The research focuses on three sources of search frictions that face young job-seekers in large cities in developing countries. First, many job-seekers are geographically distant from potential employers with few, if any, affordable travel options.  Second, young workers are typically anonymous to potential employers and have little experience in searching for jobs or signalling their skills to potential employers. In 2014 and 2015, this research project implemented three specific interventions, each designed to address a different aspect of job search frictions:

  • A transport subsidy, in which young unemployed workers were offered a monetary reimbursement to cover travel costs.  (This was offered up to three times a week, for 16 weeks.)
  • Job application workshops, designed and implemented in collaboration with an established local institution (Addis Ababa Commercial College), in which participants received advice on how to improve the effectiveness of job applications using CVs and cover letters and on how to approach job interviews.
  • Jobs fairs to increase contact between firms and with unemployed workers.
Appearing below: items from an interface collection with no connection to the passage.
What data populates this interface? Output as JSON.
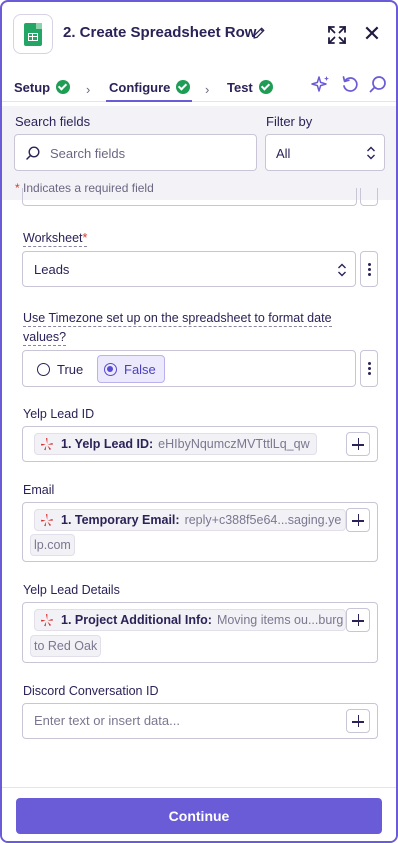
{
  "header": {
    "title": "2. Create Spreadsheet Row",
    "app_icon": "google-sheets-icon",
    "edit_icon": "pencil-icon",
    "expand_icon": "expand-icon",
    "close_label": "✕"
  },
  "tabs": [
    {
      "label": "Setup",
      "status": "complete"
    },
    {
      "label": "Configure",
      "status": "complete",
      "active": true
    },
    {
      "label": "Test",
      "status": "complete"
    }
  ],
  "tab_separator": "›",
  "toolbar_icons": [
    "sparkle-icon",
    "undo-icon",
    "search-icon"
  ],
  "search": {
    "label": "Search fields",
    "placeholder": "Search fields"
  },
  "filter": {
    "label": "Filter by",
    "value": "All"
  },
  "required_note": {
    "star": "*",
    "text": " Indicates a required field"
  },
  "fields": {
    "worksheet": {
      "label": "Worksheet",
      "required_mark": "*",
      "value": "Leads"
    },
    "timezone": {
      "label_line1": "Use Timezone set up on the spreadsheet to format date",
      "label_line2": "values?",
      "options": [
        {
          "label": "True",
          "selected": false
        },
        {
          "label": "False",
          "selected": true
        }
      ]
    },
    "yelp_lead_id": {
      "label": "Yelp Lead ID",
      "step": "1. Yelp Lead ID:",
      "value": "eHIbyNqumczMVTttlLq_qw"
    },
    "email": {
      "label": "Email",
      "step": "1. Temporary Email:",
      "value": "reply+c388f5e64...saging.ye",
      "value_cont": "lp.com"
    },
    "yelp_lead_details": {
      "label": "Yelp Lead Details",
      "step": "1. Project Additional Info:",
      "value": "Moving items ou...burg",
      "value_cont": "to Red Oak"
    },
    "discord_conversation_id": {
      "label": "Discord Conversation ID",
      "placeholder": "Enter text or insert data..."
    }
  },
  "footer": {
    "continue_label": "Continue"
  },
  "colors": {
    "accent": "#6a5bd6",
    "success": "#1f9d55",
    "required": "#d63a2e",
    "yelp": "#d32323"
  }
}
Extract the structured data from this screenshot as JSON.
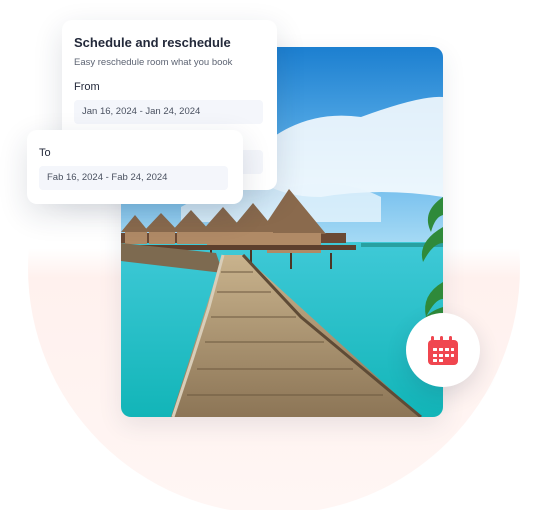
{
  "schedule_card": {
    "title": "Schedule  and reschedule",
    "subtitle": "Easy reschedule room what you book",
    "from_label": "From",
    "from_value": "Jan 16, 2024 - Jan 24, 2024"
  },
  "to_card": {
    "to_label": "To",
    "to_value": "Fab 16, 2024 - Fab 24, 2024"
  },
  "photo": {
    "alt": ""
  },
  "badge": {
    "icon": "calendar-icon",
    "color": "#f0464f"
  }
}
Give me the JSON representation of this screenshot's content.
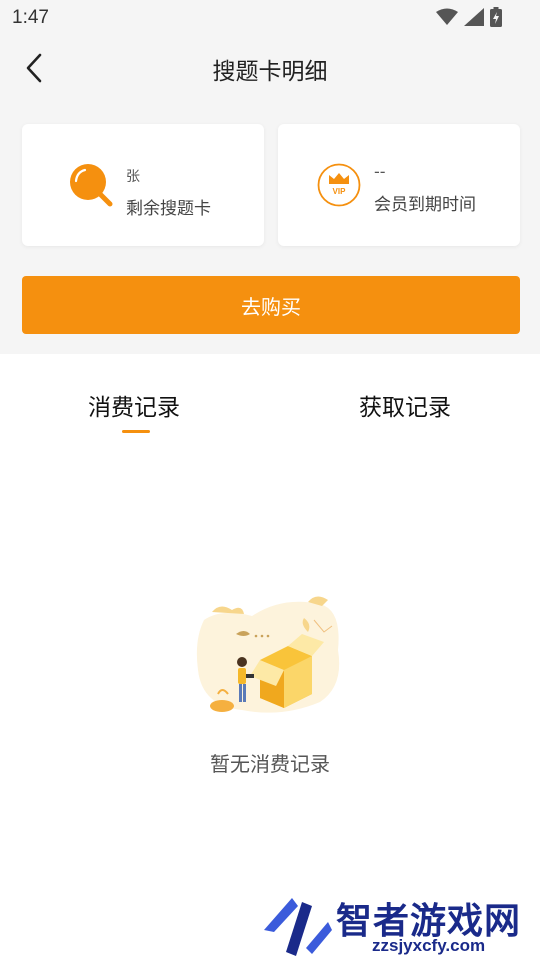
{
  "status_bar": {
    "time": "1:47"
  },
  "header": {
    "back_icon": "chevron-left-icon",
    "title": "搜题卡明细"
  },
  "cards": {
    "remaining": {
      "icon": "search-icon",
      "value": "张",
      "label": "剩余搜题卡"
    },
    "membership": {
      "icon": "vip-crown-icon",
      "value": "--",
      "label": "会员到期时间"
    }
  },
  "buy_button": {
    "label": "去购买"
  },
  "tabs": [
    {
      "label": "消费记录",
      "active": true
    },
    {
      "label": "获取记录",
      "active": false
    }
  ],
  "empty_state": {
    "message": "暂无消费记录"
  },
  "watermark": {
    "title": "智者游戏网",
    "url": "zzsjyxcfy.com"
  },
  "colors": {
    "accent": "#f5900f",
    "background": "#f5f5f5",
    "watermark": "#1a2a8a"
  }
}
Both the workshops and the transport treatments were found to be effective in improving the participants’ access to better quality jobs. Participants are more likely to have permanent jobs, and jobs with written contracts when observed approximately six months after treatment.  Moreover, these effects are quantitatively large: for example, both treatments increase the probability of obtaining formal work by about 5.5 percentage points, over a control group mean of about 22%.  These effects are particularly strong for the least educated and for women.  

In contrast, the job fairs had very limited effects.  The fairs appear to have created one job for approximately every 10 firms that attended. The reasons for this were explored and revealed significant evidence of mismatched expectations: by workers, about wages and about firms’ requirements; and by firms about the average quality of job-seekers. There is evidence of learning and updating of beliefs in the aftermath of the job fair. This changes behaviour: both workers and firms invest more in formal job search after participating in a job fairs.  
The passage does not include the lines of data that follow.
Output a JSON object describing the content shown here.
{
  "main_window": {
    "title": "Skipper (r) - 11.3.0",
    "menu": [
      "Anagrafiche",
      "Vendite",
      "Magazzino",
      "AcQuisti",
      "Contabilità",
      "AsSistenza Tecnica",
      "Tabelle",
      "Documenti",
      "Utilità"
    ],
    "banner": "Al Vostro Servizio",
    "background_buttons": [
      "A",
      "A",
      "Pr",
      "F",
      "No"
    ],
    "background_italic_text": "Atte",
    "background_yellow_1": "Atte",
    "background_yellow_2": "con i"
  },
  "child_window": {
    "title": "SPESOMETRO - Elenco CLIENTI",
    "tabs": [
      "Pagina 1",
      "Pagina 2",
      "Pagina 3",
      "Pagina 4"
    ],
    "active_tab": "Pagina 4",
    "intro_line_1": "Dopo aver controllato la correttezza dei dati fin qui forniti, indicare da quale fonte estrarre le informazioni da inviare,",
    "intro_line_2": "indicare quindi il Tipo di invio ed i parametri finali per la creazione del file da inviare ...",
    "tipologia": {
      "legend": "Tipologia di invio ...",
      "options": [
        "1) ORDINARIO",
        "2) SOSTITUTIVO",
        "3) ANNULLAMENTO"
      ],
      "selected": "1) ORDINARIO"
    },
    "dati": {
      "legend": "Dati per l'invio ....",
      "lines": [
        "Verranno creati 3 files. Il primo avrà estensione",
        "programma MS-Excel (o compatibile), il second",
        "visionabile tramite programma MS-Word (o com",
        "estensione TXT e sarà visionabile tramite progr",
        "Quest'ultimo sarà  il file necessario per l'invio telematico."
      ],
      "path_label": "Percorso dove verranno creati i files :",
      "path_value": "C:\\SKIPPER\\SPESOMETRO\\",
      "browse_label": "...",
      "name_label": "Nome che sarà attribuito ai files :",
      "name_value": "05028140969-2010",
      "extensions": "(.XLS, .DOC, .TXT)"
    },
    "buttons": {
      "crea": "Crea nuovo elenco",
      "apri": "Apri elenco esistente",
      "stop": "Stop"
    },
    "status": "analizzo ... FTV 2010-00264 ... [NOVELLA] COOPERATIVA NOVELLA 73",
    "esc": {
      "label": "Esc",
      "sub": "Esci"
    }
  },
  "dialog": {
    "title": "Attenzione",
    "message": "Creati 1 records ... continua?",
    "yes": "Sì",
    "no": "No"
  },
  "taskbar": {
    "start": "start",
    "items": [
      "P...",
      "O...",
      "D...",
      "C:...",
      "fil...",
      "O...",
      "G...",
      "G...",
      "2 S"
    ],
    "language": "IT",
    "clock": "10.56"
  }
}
The findings of this research were presented at the 2016 Conference of the Ethiopian Economic Association, attended by academics and practitioners. The results are expected to inform policy development around the areas of youth employment and urban infrastructure. The team have launched a number of follow-on research projects, including work relating to the role of internships for learning management skills, and research on the effect of wage variation on the attributes of job applicants.